Gamecock Guarantee covers tuition for state's neediest students
A University of South Carolina program that covers tuition for its neediest in-state students is making college dreams a reality for more than 200 undergraduates in the program.
Established as the Gamecock Guarantee, the program is the only need-based scholarship plan of its kind in South Carolina. Two classes have been admitted since fall 2008. The program guarantees students from the state's lowest-income families who meet the entrance requirements of the University will have their tuition and technology fees covered for four years of study.
"The Gamecock Guarantee is helping to remove the financial barriers that have kept many South Carolina students from being able to attend the University of South Carolina," said Scott Verzyl, assistant vice provost for enrollment management. "The program enables students to earn a high-quality education and a degree from the state's premiere research university regardless of their financial circumstance."
A total of 211 students have enrolled at Carolina because of Gamecock Guarantee, which places students in one of three programs to ensure their academic success and adjustment to college life. The programs include the Opportunity Scholars Program, Capstone Scholars Program, and the South Carolina Honors College.
Jordan Addison, a freshman and a graduate from Stratford High School in Goose Creek, said the Gamecock Guarantee has lifted financial burdens and allowed her to be a successful member of the campus community.

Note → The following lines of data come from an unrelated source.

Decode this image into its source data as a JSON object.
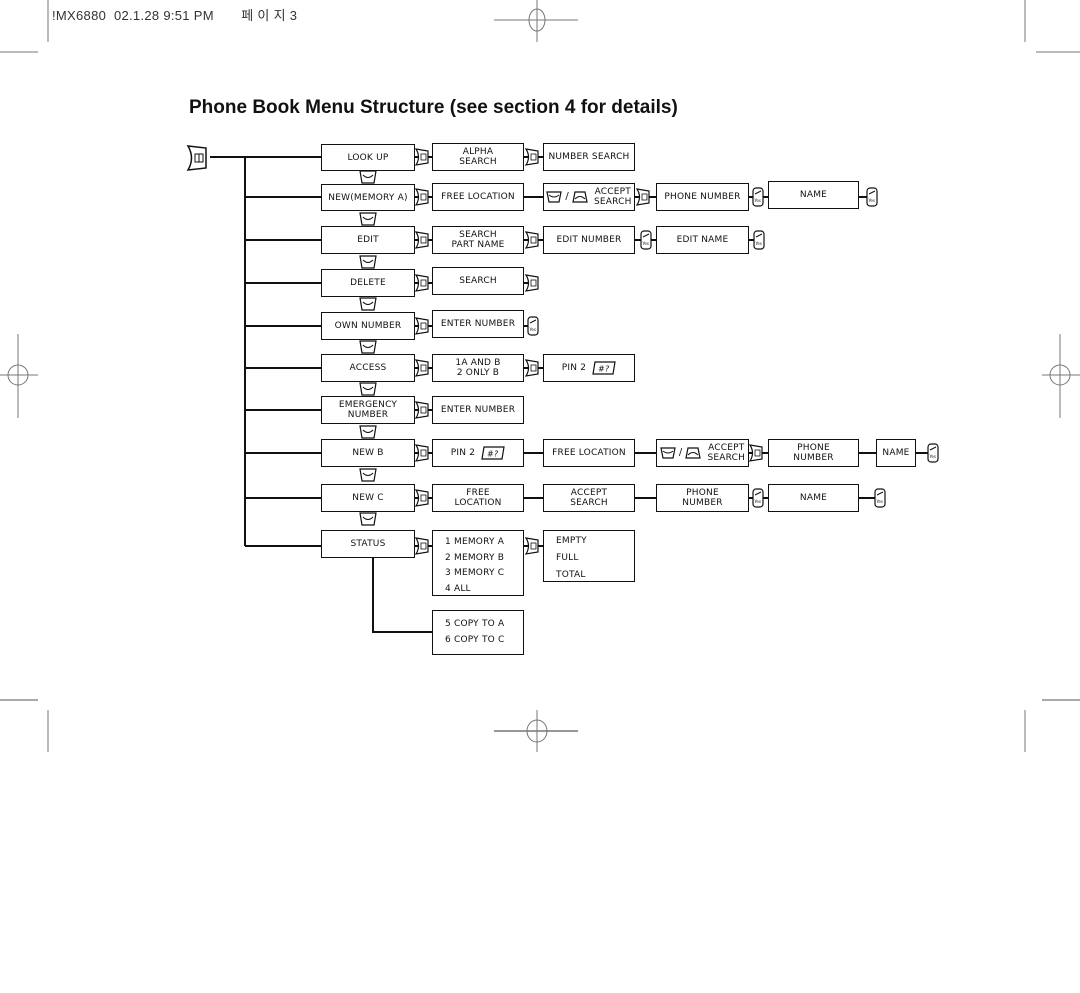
{
  "header": {
    "meta": "!MX6880  02.1.28 9:51 PM       페 이 지 3"
  },
  "title": "Phone Book Menu Structure (see section 4 for details)",
  "root_icon": "phonebook-menu-key-icon",
  "menu": [
    {
      "label": "LOOK UP",
      "steps": [
        "ALPHA\nSEARCH",
        "NUMBER  SEARCH"
      ]
    },
    {
      "label": "NEW(MEMORY  A)",
      "steps": [
        "FREE  LOCATION",
        "ACCEPT\nSEARCH",
        "PHONE  NUMBER",
        "NAME"
      ]
    },
    {
      "label": "EDIT",
      "steps": [
        "SEARCH\nPART NAME",
        "EDIT NUMBER",
        "EDIT NAME"
      ]
    },
    {
      "label": "DELETE",
      "steps": [
        "SEARCH"
      ]
    },
    {
      "label": "OWN NUMBER",
      "steps": [
        "ENTER NUMBER"
      ]
    },
    {
      "label": "ACCESS",
      "steps": [
        "1A AND B\n2  ONLY  B",
        "PIN 2"
      ]
    },
    {
      "label": "EMERGENCY\nNUMBER",
      "steps": [
        "ENTER NUMBER"
      ]
    },
    {
      "label": "NEW  B",
      "steps": [
        "PIN  2",
        "FREE LOCATION",
        "ACCEPT\nSEARCH",
        "PHONE\nNUMBER",
        "NAME"
      ]
    },
    {
      "label": "NEW  C",
      "steps": [
        "FREE\nLOCATION",
        "ACCEPT\nSEARCH",
        "PHONE\nNUMBER",
        "NAME"
      ]
    },
    {
      "label": "STATUS",
      "steps": [
        "1  MEMORY  A\n2  MEMORY  B\n3  MEMORY  C\n4  ALL",
        "EMPTY\nFULL\nTOTAL",
        "5  COPY  TO  A\n6  COPY  TO  C"
      ]
    }
  ],
  "icons": {
    "menu_key": "menu-key-icon",
    "scroll_down": "scroll-down-key-icon",
    "scroll_up": "scroll-up-key-icon",
    "yes_key": "yes-key-icon",
    "hash_key": "hash-key-icon",
    "hash_key_text": "# ?",
    "separator": "/"
  }
}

"When I think about the Gamecock Guarantee and the support that the Opportunity Scholars Program has provided for my first semester at USC, I feel blessed," Addison said. "I have been brought into a community of loving and caring professors, advisers, and fellow students. There is a sense of community and a common bond that have been created by all involved in this program. More than anything, I am thrilled that, because of this program, I do not have to add any financial or emotional burdens to my mother. I have not had to ask her once to help me out financially with anything regarding paying for school. It is such a relief to know that because of this program, I can continue my dream of being at the University of South Carolina and continue to make my mom proud by accomplishing all that she has ALWAYS told me that I could."
Addison wasted no time in becoming involved in campus life: she is a member of Freshman Council and a University Ambassador.
To be eligible for the Gamecock Guarantee, a student must be accepted to the University of South Carolina Columbia as a first-time, full-time freshman for fall semester, be a first-generation college student (neither parent earned a four-year degree), and qualify for a Pell Grant and complete a federal financial-aid form (FAFSA) with a family income no greater than 150 percent of federal poverty guidelines, or approximately $33,000 for a family of four.
The amount of financial help that students receive through the Gamecock Guarantee, so that tuition and technology fees are covered, varies depending on other scholarships and grants each student may have earned. Regardless, all students receive a $2,500 award through the Gamecock Guarantee, which can be applied to expenses such as books or supplies if tuition and technology fee costs have been met by other scholarships and grants.
"Our goal is to limit or eliminate altogether educational debt for Gamecock Guarantee students and their families and create a college-going culture for all citizens of South Carolina," Verzyl said.
South Carolina Honors College student Chadwick Devlin, a sophomore from Pendleton, sees the Gamecock Guarantee as the foundation for his future success as a lawyer.
"Without the Gamecock Guarantee and the financial resources it provides, I would not be able to reach my greatest potential," said Devlin, a peer mentor who is majoring in criminology and criminal justice. "This program exemplifies how the University of South Carolina cares for the future. It is only moral that an individual should not be barred from higher education due to their financial circumstance."
Verzyl said the University wants to raise awareness of the Gamecock Guarantee and increase donor support for it.
"An educated citizenry is vital to the health and economic future of South Carolina," he said. "The Gamecock Guarantee is critical to making a quality education at the University of South Carolina available to the state's neediest students. Gamecock Guarantee was created with internal funding, but it is external funding from donors that will be the key to growing the program and helping more students."
To be eligible for the Gamecock Guarantee program in fall 2010, students must apply to the University of South Carolina by Dec. 1 and complete a federal financial aid form by Feb. 28.
To learn more about Gamecock Guarantee, go to www.sc.edu/guarantee or contact the Office of Undergraduate Admissions at 803-777-7700. To give financial support to Gamecock Guarantee, call the Office of Development at 803-777-4488.
"The University of South Carolina must be both accessible and affordable to meet the higher-education needs of South Carolina," Verzyl said. "The Gamecock Guarantee is the cornerstone for realizing that, and it is our promise of a brighter future for South Carolina's neediest students."